CNN got you down? Fox News just too much? I feel you, man. The American political news cycle is off-the-charts crazy right now, and it all makes me want to get under the covers and hide, or possibly run away. Preferably with something to read.
Have to say, diving into a diverting book might be more attractive now than it ever has been, so here are 25 Great Escapist Books to get you through November. And beyond.
Their accusations, collected and published anonymously by the advocacy organization VIDA, sent the administration and many students at the Iowa Writers’ Workshop into private crisis. The program has a history of male poets becoming involved with students; a repetition of that history—let alone a worse version of it—wouldn’t do. Immediately after the VIDA post, Ellis’s classes were canceled, and by the time spring break was over, the week after the post went up, he’d been unofficially replaced.
There are many layers to sexism in publishing (and every other industry), and this effort to protect women from predatory men is a response to that. A messy response, but a response to a genuine problem.
The bright blue bookmobile, which hit the road this week, is a roving offshoot of Parnassus Books, a popular independent bookstore. It will roam around town, stopping at food truck rallies, farmers’ markets and outside restaurants.
Smart solution to the “fixed location” problem of bookstores.
The Voynich Manuscript—a soft-bound, 240-page volume—has baffled cryptanalysts, linguists, computer scientists, physicists, historians, and academics since it was rediscovered in the early 20th century. To date, no one has deciphered it, and no one knows why it was made.
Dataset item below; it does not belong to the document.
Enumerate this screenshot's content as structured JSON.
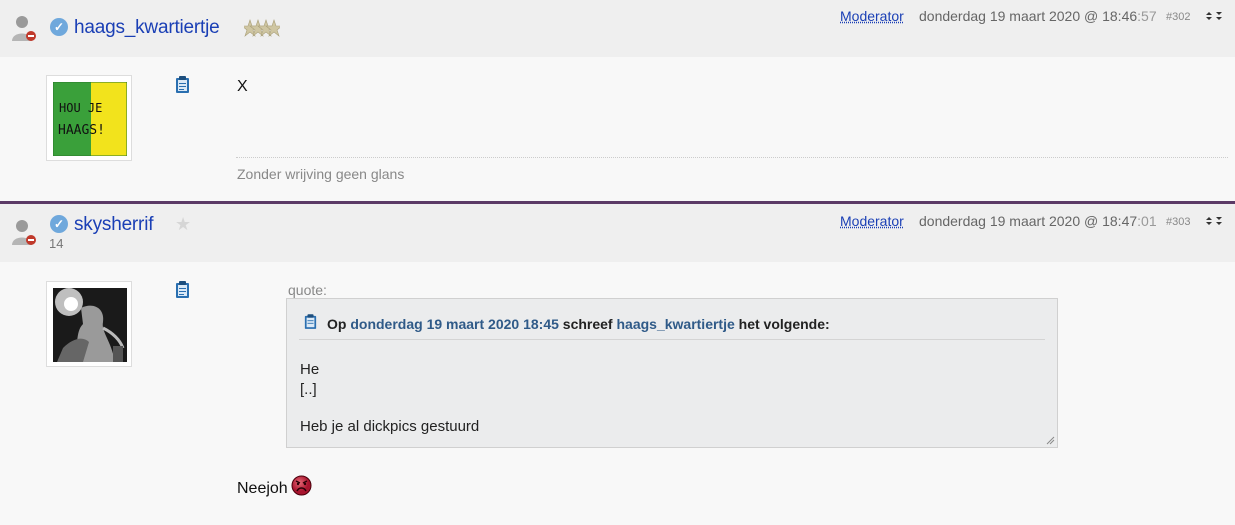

Experts don’t know what to make of it: is it a cipher, a code, a long-lost language?
Part of me hopes this, the most secretive book in the world, is an elaborate prank.